My wife and I watched two full episodes, hit the pause button, KonMari’d our entire book collection and jacket/bag closet, and took an entire Honda Accord full of items to the Goodwill drop-off in Norwalk. Thank you yet again, @MarieKondo!! ❤️🙋🏻♂️🙋🏻♀️❤️
— Abraham Beltran (@_abrahambeltran) January 2, 2019
A Series of Unfortunate Events Season 3 (Netflix)
“A Series of Unfortunate Events” will always be credited with initially filling my 8-year-old soul with everlasting despair. The final season of the Netflix adaptation, however, allows longtime fans to reckon more closely with the truths of Lemony Snicket. To wit, good people do bad things and bad people can occasionally do good. After one movie that ended up only covering the first three books and better but loooong rollout of episodes on Netflix (each book is covered in two 50-minute episodes), the visual retelling of the series that ended 12 years ago has allowed an offbeat children’s saga to become something much deeper for old and new fans alike.

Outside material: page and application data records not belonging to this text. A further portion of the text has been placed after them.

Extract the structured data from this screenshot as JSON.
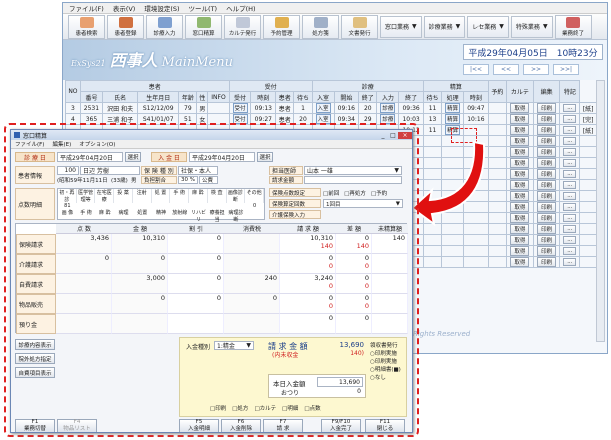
{
  "main": {
    "menu": [
      "ファイル(F)",
      "表示(V)",
      "環境設定(S)",
      "ツール(T)",
      "ヘルプ(H)"
    ],
    "toolbar": [
      "患者検索",
      "患者登録",
      "診療入力",
      "窓口精算",
      "カルテ発行",
      "予約管理",
      "処方箋"
    ],
    "toolbar2": [
      "文書発行",
      "窓口業務",
      "診療業務",
      "レセ業務",
      "特殊業務",
      "業務終了"
    ],
    "brand_pre": "ExSys21",
    "brand_name": "西事人",
    "brand_post": "MainMenu",
    "date": "平成29年04月05日　10時23分",
    "nav": [
      "|<<",
      "<<",
      ">>",
      ">>|"
    ],
    "group_headers": {
      "patient": "患者",
      "reception": "受付",
      "exam": "診療",
      "account": "精算",
      "remark": "特記"
    },
    "columns": [
      "NO",
      "番号",
      "氏名",
      "生年月日",
      "年齢",
      "性",
      "INFO",
      "受付",
      "時刻",
      "患者",
      "待ち",
      "入室",
      "開始",
      "終了",
      "入力",
      "終了",
      "待ち",
      "処理",
      "時刻",
      "予約",
      "カルテ",
      "編集"
    ],
    "rows": [
      {
        "no": "3",
        "num": "2531",
        "name": "沢田 和夫",
        "birth": "S12/12/09",
        "age": "79",
        "sex": "男",
        "rec": "受付",
        "rtime": "09:13",
        "pt": "患者",
        "wait": "1",
        "room": "入室",
        "start": "09:16",
        "end": "20",
        "input": "診療",
        "fin": "09:36",
        "w2": "11",
        "proc": "精算",
        "ptime": "09:47",
        "res": "",
        "karte": "取得",
        "edit": "印刷",
        "btn": "...",
        "rem": "[紙]"
      },
      {
        "no": "4",
        "num": "365",
        "name": "三浦 和子",
        "birth": "S41/01/07",
        "age": "51",
        "sex": "女",
        "rec": "受付",
        "rtime": "09:27",
        "pt": "患者",
        "wait": "20",
        "room": "入室",
        "start": "09:34",
        "end": "29",
        "input": "診療",
        "fin": "10:03",
        "w2": "13",
        "proc": "精算",
        "ptime": "10:16",
        "res": "",
        "karte": "取得",
        "edit": "印刷",
        "btn": "...",
        "rem": "[完]"
      },
      {
        "no": "",
        "num": "",
        "name": "",
        "birth": "",
        "age": "",
        "sex": "",
        "rec": "",
        "rtime": "",
        "pt": "",
        "wait": "",
        "room": "",
        "start": "",
        "end": "",
        "input": "",
        "fin": "10:12",
        "w2": "11",
        "proc": "精算",
        "ptime": "",
        "res": "",
        "karte": "取得",
        "edit": "印刷",
        "btn": "...",
        "rem": "[紙]"
      }
    ],
    "extra_rows": 12,
    "footer_text": "Rights Reserved"
  },
  "sub": {
    "title": "窓口精算",
    "menu": [
      "ファイル(F)",
      "編集(E)",
      "オプション(O)"
    ],
    "exam_day_label": "診 療 日",
    "exam_day": "平成29年04月20日",
    "btn_select": "選択",
    "receipt_day_label": "入 金 日",
    "receipt_day": "平成29年04月20日",
    "btn_select2": "選択",
    "patient_label": "患者情報",
    "patient_id": "100",
    "patient_name": "日辺 芳樹",
    "insurance_label": "保 険 種 別",
    "insurance": "社保・本人",
    "birth": "(昭和59年11月11日",
    "age": "(33歳)",
    "sex": "男",
    "burden_label": "負担割合",
    "burden": "30 %",
    "public": "公費",
    "doctor_label": "担当医師",
    "doctor": "山本 一雄",
    "payer_label": "請求金額",
    "detail_label": "点数明細",
    "pts_head": [
      "初・再診",
      "医学管理等",
      "在宅医療",
      "投 薬",
      "注射",
      "処 置",
      "手 術",
      "麻 酔",
      "検 査",
      "画像診断",
      "その他"
    ],
    "pts_val": [
      "81",
      "",
      "",
      "",
      "",
      "",
      "",
      "",
      "",
      "",
      "0"
    ],
    "pts_head2": [
      "画 像",
      "手 術",
      "麻 酔",
      "病理",
      "処置",
      "精神",
      "放射線",
      "リハビリ",
      "療養担当",
      "病理診断"
    ],
    "pts_val2": [
      "0",
      "",
      "",
      "",
      "",
      "",
      "3,385",
      "",
      "",
      "0"
    ],
    "rows_right": [
      "保険点数設定",
      "保険算定回数",
      "介護保険入力"
    ],
    "checks": [
      "前回",
      "再処方",
      "予約"
    ],
    "cols": [
      "点 数",
      "金 額",
      "割 引",
      "消費税",
      "請 求 額",
      "差 額",
      "未精算額"
    ],
    "lines": [
      {
        "label": "保険請求",
        "pts": "3,436",
        "amt": "10,310",
        "disc": "0",
        "tax": "",
        "req": "10,310",
        "req2": "140",
        "diff": "0",
        "diff2": "140",
        "unpaid": "140"
      },
      {
        "label": "介護請求",
        "pts": "0",
        "amt": "0",
        "disc": "0",
        "tax": "",
        "req": "0",
        "req2": "0",
        "diff": "0",
        "diff2": "0",
        "unpaid": ""
      },
      {
        "label": "自費請求",
        "pts": "",
        "amt": "3,000",
        "disc": "0",
        "tax": "240",
        "req": "3,240",
        "req2": "0",
        "diff": "0",
        "diff2": "0",
        "unpaid": ""
      },
      {
        "label": "物品販売",
        "pts": "",
        "amt": "0",
        "disc": "0",
        "tax": "0",
        "req": "0",
        "req2": "0",
        "diff": "0",
        "diff2": "0",
        "unpaid": ""
      },
      {
        "label": "預り金",
        "pts": "",
        "amt": "",
        "disc": "",
        "tax": "",
        "req": "0",
        "req2": "",
        "diff": "0",
        "diff2": "",
        "unpaid": ""
      }
    ],
    "side": [
      "診療内容表示",
      "院外処方指定",
      "自費項目表示"
    ],
    "pay_type_label": "入金種別",
    "pay_type": "1:精金",
    "total_label": "請 求 金 額",
    "total": "13,690",
    "uncol_label": "(内未収金",
    "uncol": "140)",
    "today_label": "本日入金額",
    "today": "13,690",
    "change_label": "おつり",
    "change": "0",
    "print_label": "領収書発行",
    "radio": [
      "印刷実施",
      "印刷実施",
      "明細書(■)",
      "なし"
    ],
    "chk_bottom": [
      "印刷",
      "処方",
      "カルテ",
      "明細",
      "点数"
    ],
    "fkeys": [
      {
        "k": "F1",
        "t": "業務切替"
      },
      {
        "k": "F4",
        "t": "物品リスト"
      },
      {
        "k": "F5",
        "t": "入金明細"
      },
      {
        "k": "F6",
        "t": "入金削除"
      },
      {
        "k": "F7",
        "t": "請 求"
      },
      {
        "k": "F9/F10",
        "t": "入金完了"
      },
      {
        "k": "F11",
        "t": "閉じる"
      }
    ]
  },
  "colors": {
    "accent_red": "#e01010",
    "dash": "#e02020",
    "brand_bg": "#b4cbe3"
  }
}
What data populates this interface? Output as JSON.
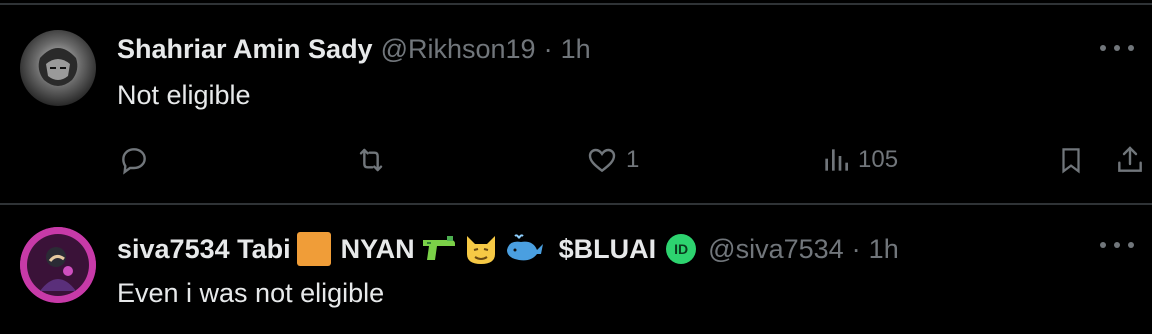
{
  "tweets": [
    {
      "name": "Shahriar Amin Sady",
      "handle": "@Rikhson19",
      "dot": "·",
      "time": "1h",
      "text": "Not eligible",
      "likes": "1",
      "views": "105"
    },
    {
      "name_parts": [
        "siva7534 Tabi",
        "NYAN",
        "$BLUAI"
      ],
      "badge_text": "ID",
      "handle": "@siva7534",
      "dot": "·",
      "time": "1h",
      "text": "Even i was not eligible"
    }
  ],
  "icons": {
    "reply": "reply-icon",
    "retweet": "retweet-icon",
    "like": "heart-icon",
    "views": "views-icon",
    "bookmark": "bookmark-icon",
    "share": "share-icon",
    "more": "more-icon"
  },
  "colors": {
    "background": "#000000",
    "text": "#e7e9ea",
    "muted": "#71767b",
    "divider": "#2f3336",
    "orange_square": "#f09d38",
    "id_badge": "#2dd36f"
  }
}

The Masked Singer (Fox)
I’ve never seen anything this insane. I’ve also never done acid, but I briefly thought someone might have spiked my lemon herbal tea when watching the first episode of “The Masked Singer.” Inspired by the popular South Korean version, celebrities of all marks don a mask for a singing competition whose rounds are titled “Hippo vs. Peacock,” “Monster vs. Unicorn,” and “Deer vs. Lion.” Were this any other show, it’s clear who would win (Hippo, Unicorn, Lion), but this is something outside of the normal bounds of logic. Robin Thicke, Ken Jeong, Jenny McCarthy, and Nicole Scherzinger judge these sing-offs and determine the worst of the losers to take off their mask and reveal themselves every episode.
i have just seen a clip of The Masked Singer, and I am now certain that we are only in an age of television that could be called “All The Fake Shows From 30 Rock Came True”
— Sean Doherty (@theruraljuror_) January 3, 2019
Will anyone watch this show through to the finale? Probably not, but it’s something that must be seen to be believed, which is clearly what Fox is banking on. While not on a streaming site, you can be baffled by the first episode on Fox.com and enjoy the second when it airs on Fox next Wednesday, 9 pm EST.
75th Annual Golden Globe Awards (NBC)
No matter the mess of the Oscars, we can count on the Golden Globes to always deliver two perfect hosts. If you’re reading this column then you’re fully expected to tune in to the show on Sunday. Here’s your friendly reminder to keep your schedule clear that night starting at 8 pm EST. Here are the nominees.